Exercise goal
Each record below needs to be written out exactly as it reads.

Data to process
Content starts

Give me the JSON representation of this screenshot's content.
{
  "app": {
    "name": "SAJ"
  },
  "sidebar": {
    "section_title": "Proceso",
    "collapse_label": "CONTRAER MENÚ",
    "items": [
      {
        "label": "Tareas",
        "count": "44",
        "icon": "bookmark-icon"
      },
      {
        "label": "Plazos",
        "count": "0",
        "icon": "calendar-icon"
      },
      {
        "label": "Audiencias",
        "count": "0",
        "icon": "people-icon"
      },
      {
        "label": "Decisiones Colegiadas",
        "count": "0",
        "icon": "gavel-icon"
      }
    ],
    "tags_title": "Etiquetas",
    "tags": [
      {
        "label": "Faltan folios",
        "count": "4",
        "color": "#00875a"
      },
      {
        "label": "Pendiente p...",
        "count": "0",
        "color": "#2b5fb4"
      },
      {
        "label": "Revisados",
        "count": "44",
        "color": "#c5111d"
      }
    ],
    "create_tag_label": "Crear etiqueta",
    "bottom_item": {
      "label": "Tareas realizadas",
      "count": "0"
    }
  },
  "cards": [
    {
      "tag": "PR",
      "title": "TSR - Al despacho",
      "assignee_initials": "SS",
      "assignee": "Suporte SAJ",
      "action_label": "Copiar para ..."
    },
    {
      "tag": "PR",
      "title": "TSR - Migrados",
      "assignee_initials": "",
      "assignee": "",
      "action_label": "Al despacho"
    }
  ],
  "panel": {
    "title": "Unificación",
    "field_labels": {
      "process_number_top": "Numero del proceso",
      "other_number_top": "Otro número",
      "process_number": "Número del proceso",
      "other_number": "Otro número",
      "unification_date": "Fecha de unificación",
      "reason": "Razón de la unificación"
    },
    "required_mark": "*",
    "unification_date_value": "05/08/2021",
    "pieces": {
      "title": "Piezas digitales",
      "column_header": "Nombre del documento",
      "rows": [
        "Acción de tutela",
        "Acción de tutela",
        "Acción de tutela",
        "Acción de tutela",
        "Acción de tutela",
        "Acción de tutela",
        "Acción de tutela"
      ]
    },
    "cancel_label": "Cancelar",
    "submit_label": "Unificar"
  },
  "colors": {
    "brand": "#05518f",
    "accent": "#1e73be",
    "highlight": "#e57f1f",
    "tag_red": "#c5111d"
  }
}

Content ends

Result
Give me the JSON representation of this screenshot's content.
{
  "app": {
    "name": "SAJ"
  },
  "sidebar": {
    "section_title": "Proceso",
    "collapse_label": "CONTRAER MENÚ",
    "items": [
      {
        "label": "Tareas",
        "count": "44",
        "icon": "bookmark-icon"
      },
      {
        "label": "Plazos",
        "count": "0",
        "icon": "calendar-icon"
      },
      {
        "label": "Audiencias",
        "count": "0",
        "icon": "people-icon"
      },
      {
        "label": "Decisiones Colegiadas",
        "count": "0",
        "icon": "gavel-icon"
      }
    ],
    "tags_title": "Etiquetas",
    "tags": [
      {
        "label": "Faltan folios",
        "count": "4",
        "color": "#00875a"
      },
      {
        "label": "Pendiente p...",
        "count": "0",
        "color": "#2b5fb4"
      },
      {
        "label": "Revisados",
        "count": "44",
        "color": "#c5111d"
      }
    ],
    "create_tag_label": "Crear etiqueta",
    "bottom_item": {
      "label": "Tareas realizadas",
      "count": "0"
    }
  },
  "cards": [
    {
      "tag": "PR",
      "title": "TSR - Al despacho",
      "assignee_initials": "SS",
      "assignee": "Suporte SAJ",
      "action_label": "Copiar para ..."
    },
    {
      "tag": "PR",
      "title": "TSR - Migrados",
      "assignee_initials": "",
      "assignee": "",
      "action_label": "Al despacho"
    }
  ],
  "panel": {
    "title": "Unificación",
    "field_labels": {
      "process_number_top": "Numero del proceso",
      "other_number_top": "Otro número",
      "process_number": "Número del proceso",
      "other_number": "Otro número",
      "unification_date": "Fecha de unificación",
      "reason": "Razón de la unificación"
    },
    "required_mark": "*",
    "unification_date_value": "05/08/2021",
    "pieces": {
      "title": "Piezas digitales",
      "column_header": "Nombre del documento",
      "rows": [
        "Acción de tutela",
        "Acción de tutela",
        "Acción de tutela",
        "Acción de tutela",
        "Acción de tutela",
        "Acción de tutela",
        "Acción de tutela"
      ]
    },
    "cancel_label": "Cancelar",
    "submit_label": "Unificar"
  },
  "colors": {
    "brand": "#05518f",
    "accent": "#1e73be",
    "highlight": "#e57f1f",
    "tag_red": "#c5111d"
  }
}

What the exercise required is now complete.